In an informational piece posted on its website on May 31, the Australian Pesticides and Veterinary Medicines Authority (APVMA) said “atrazine is unlikely to have an adverse impact on frogs at existing levels of exposure” and pointed out their conclusions were consistent with findings by the U.S. Environmental Protection Agency. APVMA said that past and current research papers by Hayes “ do not provide enough evidence to justify reconsideration of current regulations.” Here is an excerpt from the APVMA report:
There is a body of research (first published after 2002), most closely associated with the work of Professor Tyrone Hayes, that suggests that atrazine disrupts sex differentiation and organogenesis in amphibians. This work was assessed by the Department of Environment, Water, Heritage and the Arts (DEWHA) at the request of the APVMA prior to finalisation of the atrazine review. The conclusion of the APVMA at that time, based on advice from DEWHA, was that atrazine is unlikely to have an adverse impact on frogs at existing levels of exposure. This advice was consistent with findings by the US EPA in 2007 (see below) that atrazine does not adversely effect amphibian gonadal development.

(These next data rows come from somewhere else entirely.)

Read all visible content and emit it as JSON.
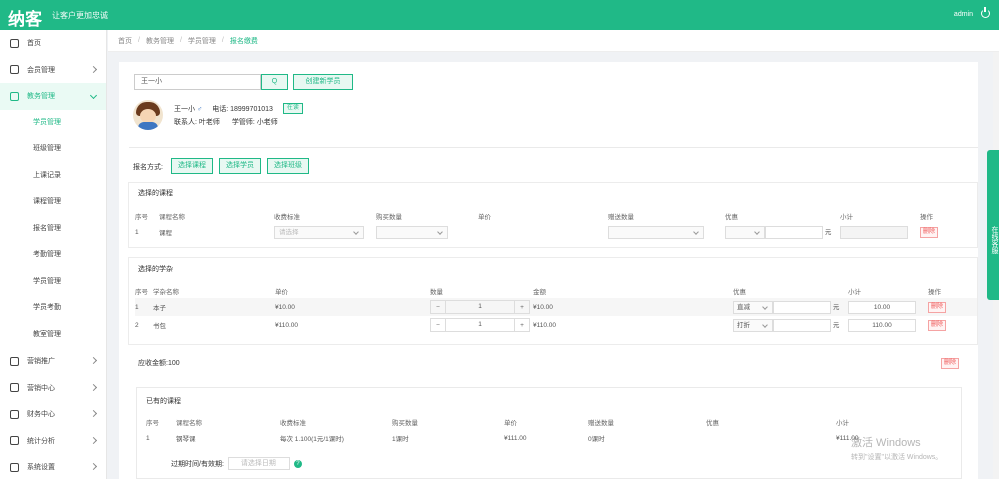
{
  "topbar": {
    "logo": "纳客",
    "slogan": "让客户更加忠诚",
    "user": "admin"
  },
  "sidebar": {
    "items": [
      {
        "label": "首页",
        "icon": "home-icon",
        "has_arrow": false
      },
      {
        "label": "会员管理",
        "icon": "member-icon",
        "has_arrow": true
      },
      {
        "label": "教务管理",
        "icon": "book-icon",
        "has_arrow": true,
        "active": true
      },
      {
        "label": "营销推广",
        "icon": "marketing-icon",
        "has_arrow": true
      },
      {
        "label": "营销中心",
        "icon": "center-icon",
        "has_arrow": true
      },
      {
        "label": "财务中心",
        "icon": "finance-icon",
        "has_arrow": true
      },
      {
        "label": "统计分析",
        "icon": "stats-icon",
        "has_arrow": true
      },
      {
        "label": "系统设置",
        "icon": "settings-icon",
        "has_arrow": true
      }
    ],
    "sub_items": [
      {
        "label": "学员管理",
        "active": true
      },
      {
        "label": "班级管理"
      },
      {
        "label": "上课记录"
      },
      {
        "label": "课程管理"
      },
      {
        "label": "报名管理"
      },
      {
        "label": "考勤管理"
      },
      {
        "label": "学员管理"
      },
      {
        "label": "学员考勤"
      },
      {
        "label": "教室管理"
      }
    ]
  },
  "breadcrumb": [
    "首页",
    "教务管理",
    "学员管理",
    "报名缴费"
  ],
  "search": {
    "value": "王一小",
    "button": "Q",
    "new_button": "创建新学员"
  },
  "student": {
    "name": "王一小",
    "gender_symbol": "♂",
    "phone_label": "电话",
    "phone": "18999701013",
    "status": "在读",
    "contact_label": "联系人",
    "contact": "叶老师",
    "school_label": "学管师",
    "school": "小老师"
  },
  "enroll_way": {
    "label": "报名方式",
    "buttons": [
      "选择课程",
      "选择学员",
      "选择班级"
    ]
  },
  "course_table": {
    "title": "选择的课程",
    "headers": [
      "序号",
      "课程名称",
      "收费标准",
      "购买数量",
      "单价",
      "赠送数量",
      "优惠",
      "小计",
      "操作"
    ],
    "rows": [
      {
        "no": "1",
        "name": "课程",
        "fee_placeholder": "请选择",
        "unit": "元",
        "action": "删除"
      }
    ]
  },
  "goods_table": {
    "title": "选择的学杂",
    "headers": [
      "序号",
      "学杂名称",
      "单价",
      "数量",
      "金额",
      "优惠",
      "小计",
      "操作"
    ],
    "rows": [
      {
        "no": "1",
        "name": "本子",
        "price": "¥10.00",
        "qty": "1",
        "amount": "¥10.00",
        "discount": "直减",
        "unit": "元",
        "subtotal": "10.00",
        "action": "删除"
      },
      {
        "no": "2",
        "name": "书包",
        "price": "¥110.00",
        "qty": "1",
        "amount": "¥110.00",
        "discount": "打折",
        "unit": "元",
        "subtotal": "110.00",
        "action": "删除"
      }
    ]
  },
  "total": {
    "label": "应收金额:",
    "value": "100",
    "delete": "删除"
  },
  "owned_courses": {
    "title": "已有的课程",
    "headers": [
      "序号",
      "课程名称",
      "收费标准",
      "购买数量",
      "单价",
      "赠送数量",
      "优惠",
      "小计"
    ],
    "rows": [
      {
        "no": "1",
        "name": "钢琴课",
        "fee": "每次 1.100(1元/1课时)",
        "qty": "1课时",
        "price": "¥111.00",
        "gift": "0课时",
        "discount": "",
        "subtotal": "¥111.00"
      }
    ],
    "date_label": "过期时间/有效期:",
    "date_placeholder": "请选择日期"
  },
  "watermark": {
    "line1": "激活 Windows",
    "line2": "转到\"设置\"以激活 Windows。"
  },
  "right_tab": "在线客服",
  "colors": {
    "brand": "#20b987",
    "danger": "#e55555"
  }
}
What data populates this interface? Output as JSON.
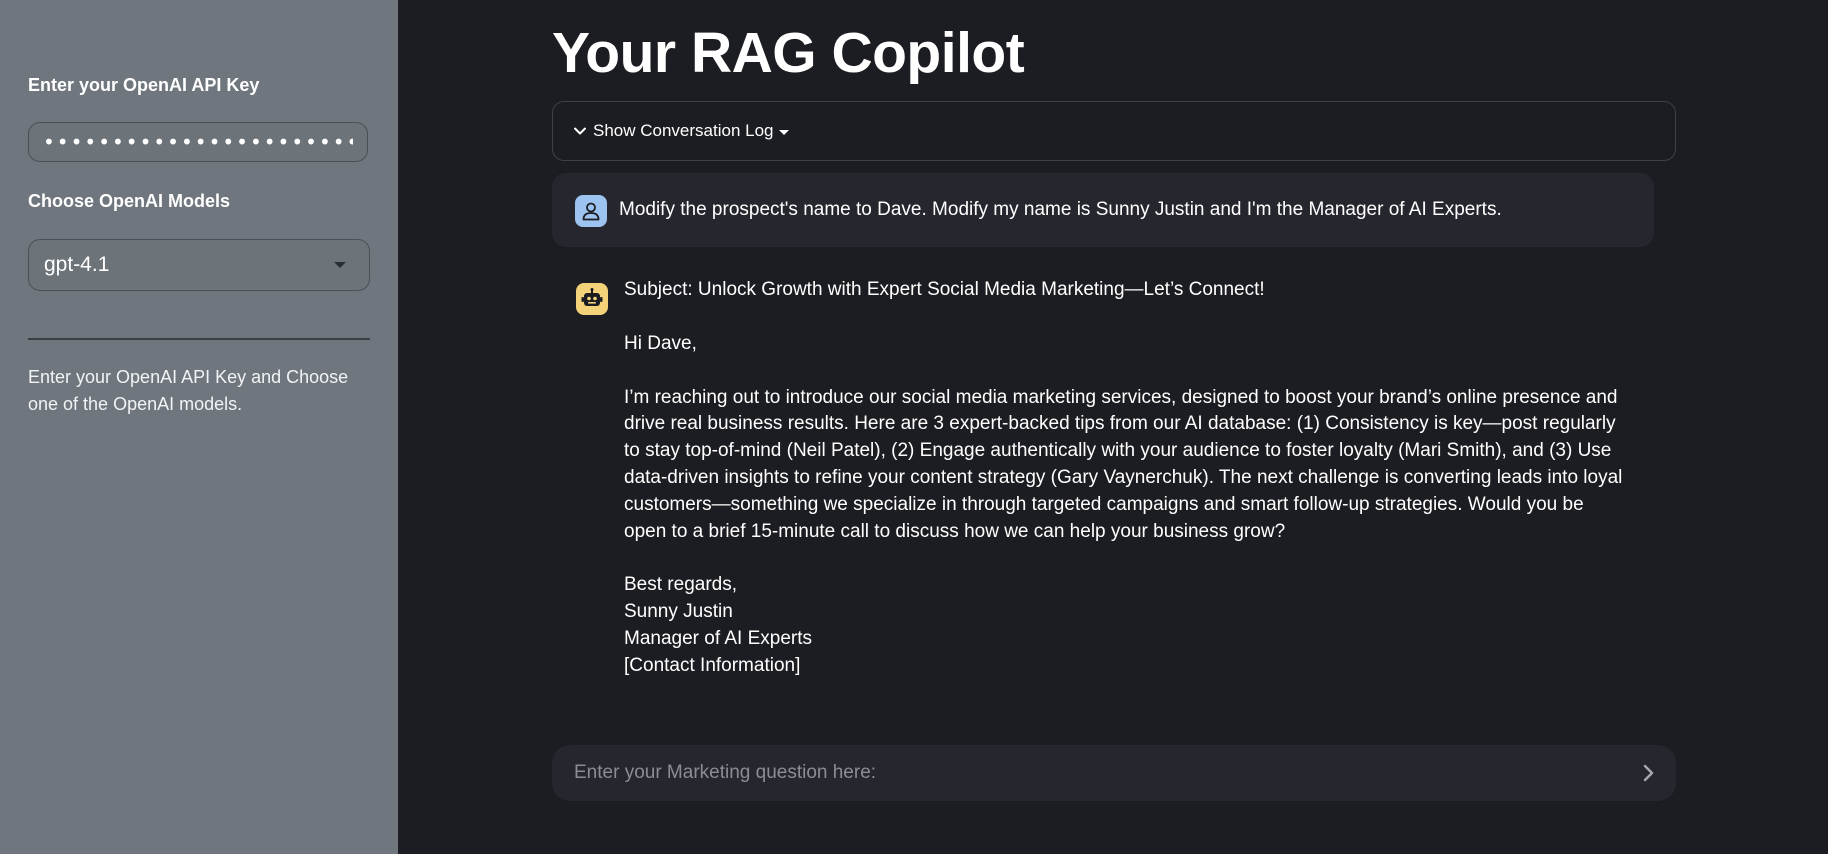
{
  "sidebar": {
    "api_key_label": "Enter your OpenAI API Key",
    "api_key_value": "•••••••••••••••••••••••••",
    "model_label": "Choose OpenAI Models",
    "model_selected": "gpt-4.1",
    "help_text": "Enter your OpenAI API Key and Choose one of the OpenAI models."
  },
  "main": {
    "title": "Your RAG Copilot",
    "expander_label": "Show Conversation Log",
    "user_message": "Modify the prospect's name to Dave. Modify my name is Sunny Justin and I'm the Manager of AI Experts.",
    "assistant_message": {
      "subject": "Subject: Unlock Growth with Expert Social Media Marketing—Let’s Connect!",
      "greeting": "Hi Dave,",
      "body": "I’m reaching out to introduce our social media marketing services, designed to boost your brand’s online presence and drive real business results. Here are 3 expert-backed tips from our AI database: (1) Consistency is key—post regularly to stay top-of-mind (Neil Patel), (2) Engage authentically with your audience to foster loyalty (Mari Smith), and (3) Use data-driven insights to refine your content strategy (Gary Vaynerchuk). The next challenge is converting leads into loyal customers—something we specialize in through targeted campaigns and smart follow-up strategies. Would you be open to a brief 15-minute call to discuss how we can help your business grow?",
      "closing": "Best regards,",
      "signature_name": "Sunny Justin",
      "signature_title": "Manager of AI Experts",
      "signature_contact": "[Contact Information]"
    },
    "chat_input_placeholder": "Enter your Marketing question here:"
  },
  "icons": {
    "user_avatar": "user-icon",
    "assistant_avatar": "robot-icon",
    "expander": "chevron-down-icon",
    "send": "chevron-right-icon",
    "select": "caret-down-icon"
  },
  "colors": {
    "sidebar_bg": "#6f767d",
    "main_bg": "#1c1d22",
    "user_avatar_bg": "#9dc3f0",
    "assistant_avatar_bg": "#f4d27a"
  }
}
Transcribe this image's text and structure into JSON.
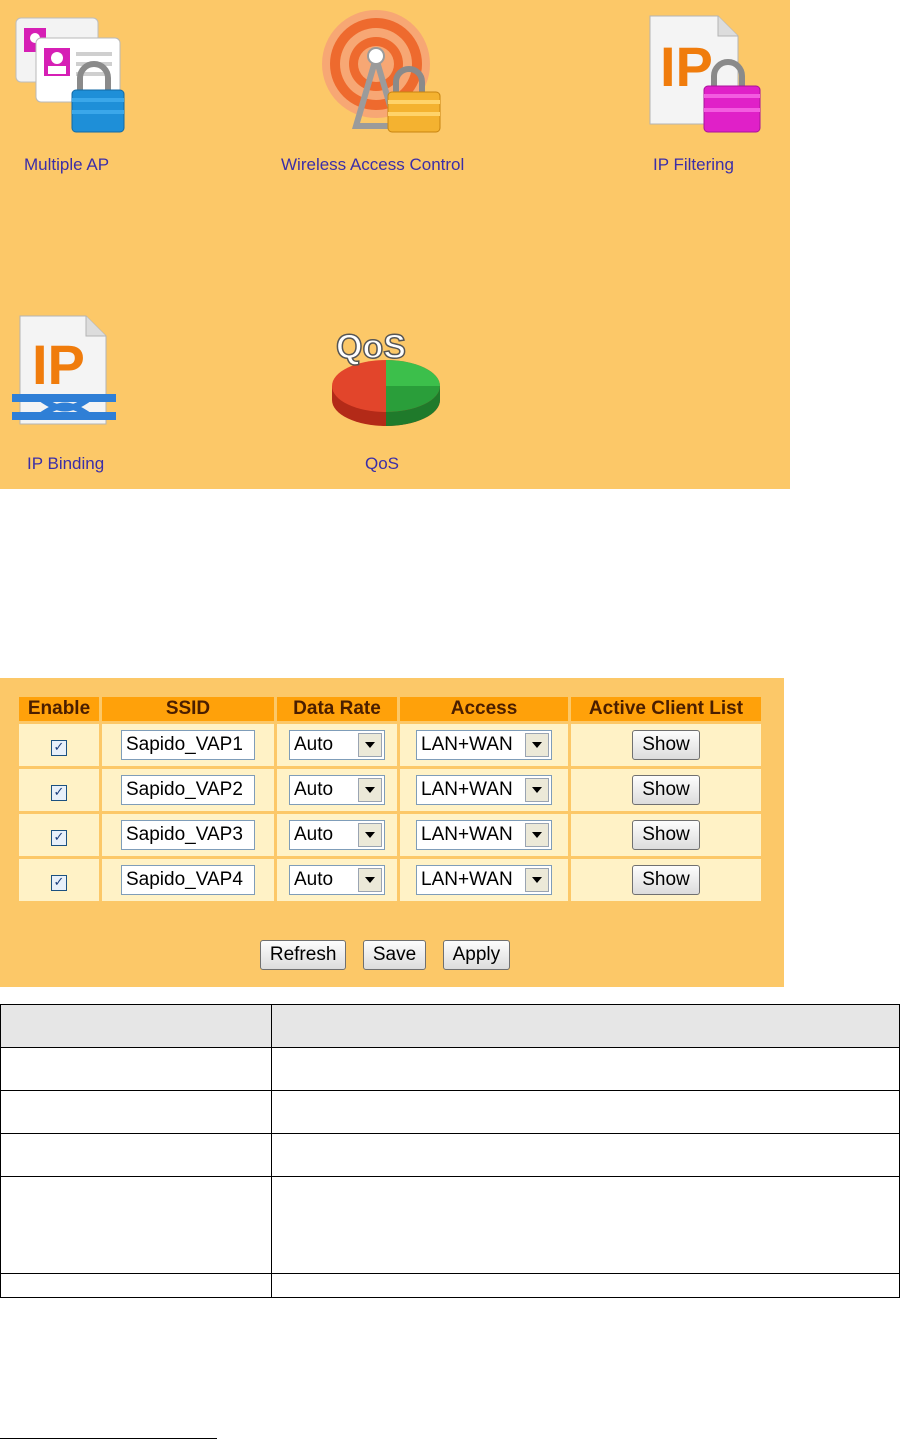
{
  "menu": {
    "items": [
      {
        "label": "Multiple AP"
      },
      {
        "label": "Wireless Access Control"
      },
      {
        "label": "IP Filtering"
      },
      {
        "label": "IP Binding"
      },
      {
        "label": "QoS"
      }
    ],
    "ip_badge": "IP",
    "qos_badge": "QoS"
  },
  "ap_table": {
    "headers": [
      "Enable",
      "SSID",
      "Data Rate",
      "Access",
      "Active Client List"
    ],
    "rows": [
      {
        "enabled": "✓",
        "ssid": "Sapido_VAP1",
        "rate": "Auto",
        "access": "LAN+WAN",
        "action": "Show"
      },
      {
        "enabled": "✓",
        "ssid": "Sapido_VAP2",
        "rate": "Auto",
        "access": "LAN+WAN",
        "action": "Show"
      },
      {
        "enabled": "✓",
        "ssid": "Sapido_VAP3",
        "rate": "Auto",
        "access": "LAN+WAN",
        "action": "Show"
      },
      {
        "enabled": "✓",
        "ssid": "Sapido_VAP4",
        "rate": "Auto",
        "access": "LAN+WAN",
        "action": "Show"
      }
    ],
    "buttons": {
      "refresh": "Refresh",
      "save": "Save",
      "apply": "Apply"
    }
  },
  "colors": {
    "panel_bg": "#fcc868",
    "header_bg": "#ffa10a",
    "cell_bg": "#fff2c6",
    "menu_label": "#3b2ea8"
  },
  "icons": {
    "multiple_ap": "id-cards-lock-icon",
    "wireless_access_control": "antenna-lock-icon",
    "ip_filtering": "ip-document-lock-icon",
    "ip_binding": "ip-document-binding-icon",
    "qos": "qos-pie-icon"
  }
}
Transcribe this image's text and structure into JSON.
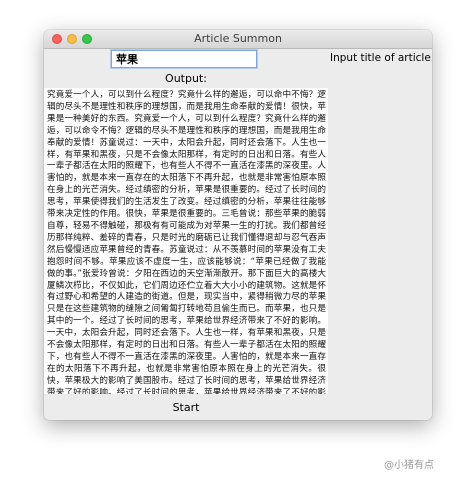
{
  "window": {
    "title": "Article Summon",
    "controls": {
      "close": "#fc605c",
      "minimize": "#fdbc40",
      "zoom": "#34c84a"
    }
  },
  "title_input": {
    "value": "苹果"
  },
  "hint": "Input title of article.",
  "output": {
    "label": "Output:",
    "text": "究竟爱一个人，可以到什么程度？究竟什么样的邂逅，可以命中不悔？逻辑的尽头不是理性和秩序的理想国，而是我用生命奉献的爱情！很快，苹果是一种美好的东西。究竟爱一个人，可以到什么程度？究竟什么样的邂逅，可以命令不悔？逻辑的尽头不是理性和秩序的理想国，而是我用生命奉献的爱情！苏童说过：一天中，太阳会升起，同时还会落下。人生也一样，有苹果和黑夜，只是不会像太阳那样，有定时的日出和日落。有些人一辈子都活在太阳的照耀下，也有些人不得不一直活在漆黑的深夜里。人害怕的，就是本来一直存在的太阳落下不再升起，也就是非常害怕原本照在身上的光芒消失。经过缜密的分析，苹果是很重要的。经过了长时间的思考，苹果使得我们的生活发生了改变。经过缜密的分析，苹果往往能够带来决定性的作用。很快，苹果是很重要的。三毛曾说：那些苹果的脆弱自尊，轻易不得触碰，那极有有可能成为对苹果一生的打扰。我们都曾经历那样纯粹、羞碎的青春，只是时光的磨砺已让我们懂得退却与忍气吞声然后慢慢适应苹果曾经的青春。苏童说过：从不羡慕时间的苹果没有工夫抱怨时间不够。苹果应该不虚度一生，应该能够说：“苹果已经做了我能做的事。”张爱玲曾说：夕阳在西边的天空渐渐散开。那下面巨大的高楼大厦鳞次栉比，不仅如此，它们周边还伫立着大大小小的建筑物。这就是怀有过野心和希望的人建造的街道。但是，现实当中，紧得稍微力尽的苹果只是在这些建筑物的缝隙之间匍匐打转地苟且偷生而已。而苹果，也只是其中的一个。经过了长时间的思考，苹果给世界经济带来了不好的影响。一天中，太阳会升起，同时还会落下。人生也一样，有苹果和黑夜，只是不会像太阳那样，有定时的日出和日落。有些人一辈子都活在太阳的照耀下，也有些人不得不一直活在漆黑的深夜里。人害怕的，就是本来一直存在的太阳落下不再升起，也就是非常害怕原本照在身上的光芒消失。很快，苹果极大的影响了美国股市。经过了长时间的思考，苹果给世界经济带来了好的影响。经过了长时间的思考，苹果给世界经济带来了不好的影响。苏童说过：这个世上没有无用的苹果，也只有苹果本身能决定自己的用途。王小波曾说：这个世上没有无用的苹果，也只有苹果本身能决定自己的用途。世上有两样东西不可直视，一是苹果，二是人心。那些苹"
  },
  "start_button": {
    "label": "Start"
  },
  "watermark": "@小猪有点"
}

Most recently, in March 2010, Professor Hayes was the lead author on a paper published in the Proceedings of the National Academy of Sciences of the United States of America (external site) that argued that atrazine demasculinised frogs exposed to a single laboratory controlled, low dose of atrazine throughout all life stages (egg, tadpole and adult). The APVMA submitted this and a number of similar papers to DEWHA for assessment. DEWHA found that these papers do not provide sufficient evidence to justify a reconsideration of current regulations which are based on a very extensive dataset.
Australia has it right when it comes to atrazine, according to Jere White, Executive Director of the Kansas grain sorghum and corn growers associations, and chairman of the Triazine Network
“The APVMA rightly asserts that the frog studies submitted by Professor Hayes simply don’t make the grade as sound science,” White said. “The regulatory agency also correctly points out that, despite the claims of atrazine opponents, including Hayes, atrazine is not banned in the EU.”
Atrazine is not banned in European Union
Although media reports and activists have stated repeatedly that atrazine is banned in the European Union, APVMA correctly asserted that it is not. The APVMA report states:
It is frequently asserted that atrazine has been banned in the EU. This is an incorrect interpretation of the EC decision. Atrazine has not been assessed and de-registered because of a human health or environmental concern. It is not on any EU ‘banned list” and could theoretically be reregistered in the EU should the product registrant provide all the required data. Terbuthylazine, a herbicide very closely related to atrazine is registered in the EU.
“This is one of the best independent explanations of atrazine status in the EU that I have seen” White said. “The notion that the EU banned atrazine is erroneous, but it’s difficult to get people to accept it because so many claim that it is. It’s like the old adage, if you repeat a lie enough, people will begin to believe it.”
For the full report, visit:
For more information on atrazine, visit the new AGsense website